Texas A&M University System regents voted last month to pursue the Los Alamos contract, and the University of California is also expected to submit a proposal. The lab is part of the portfolio overseen by Energy Secretary Rick Perry, a former governor of Texas and a graduate of A&M.
Los Alamos is currently operated by Los Alamos National Security LLC, a consortium of the University of California, the Bechtel Corp., BWXT Government Group Inc. and the URS unit of AECOM. The National Nuclear Security Administration signaled in late 2015 that the consortium would lose its contract, which expires Sept. 30, because it failed to earn high enough performance reviews.
The UT System, partnering with Lockheed Martin Corp., lost a bid to operate Los Alamos in 2005. The system later joined with the A&M System, the University of New Mexico, the Boeing Co. and Battelle Memorial Institute in a failed bid to run Sandia National Laboratories, also based in New Mexico.
Unlike those earlier bids, the UT System would be the lead player if it lands the Los Alamos contract, although it likely would line up industry and perhaps other university partners.
Operating Los Alamos, which has more than 11,000 employees and a $2.5 billion budget, would be a feather in the UT System’s national-service hat, as well as a platform for research opportunities benefiting students and faculty members. But it would also pose risks to the system’s reputation if things don’t go well.
Mishandling of plutonium at Los Alamos and other safety concerns prompted a suspension of some plutonium-related work in 2013 for an extensive safety reassessment. Full operations resumed in the summer of 2016.
On other matters Thursday, the UT regents:
• Discussed a proposal to collaborate with the A&M System, Baylor College of Medicine and the Texas Medical Center to establish a joint campus at the medical center in Houston to focus on life sciences research. Tucker said system officials would study legal, financial and other aspects before a possible regents’ vote on the initiative Nov. 27. The A&M System’s board signed on earlier this week, and Baylor College of Medicine’s board previously agreed to participate.

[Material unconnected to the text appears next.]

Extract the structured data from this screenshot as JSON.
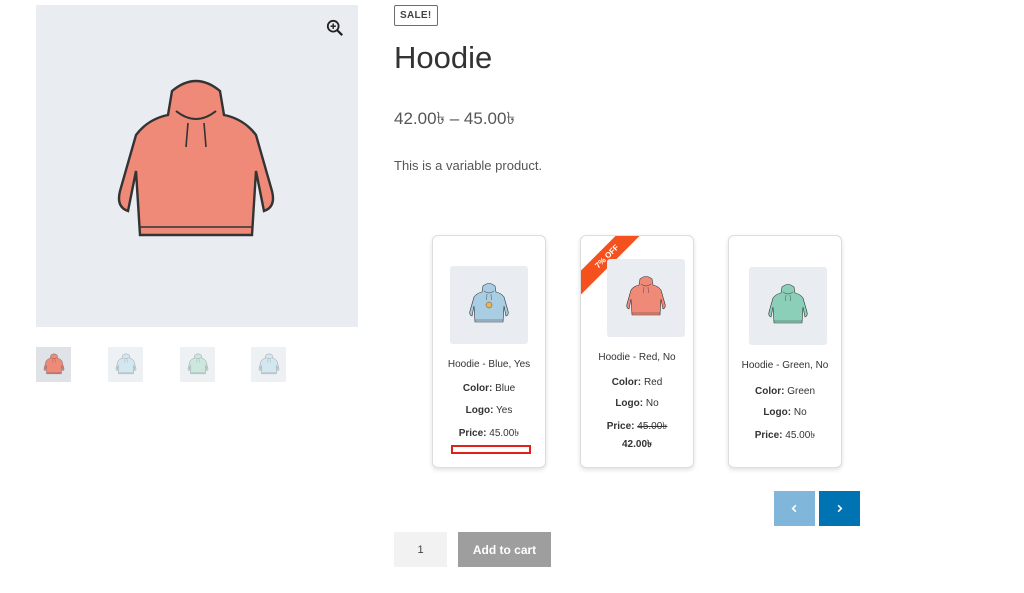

• Discussed behind closed doors the value of the system’s Brackenridge Tract in West Austin, including Lions Municipal Golf Course, as well as legal issues related to the property’s use. UT-Austin President Gregory L. Fenves and Mayor Steve Adler have expressed hope that an agreement can be reached to preserve the city-operated course and allow the university to realize enhanced value from some of its other real estate holdings, including other parts of the tract.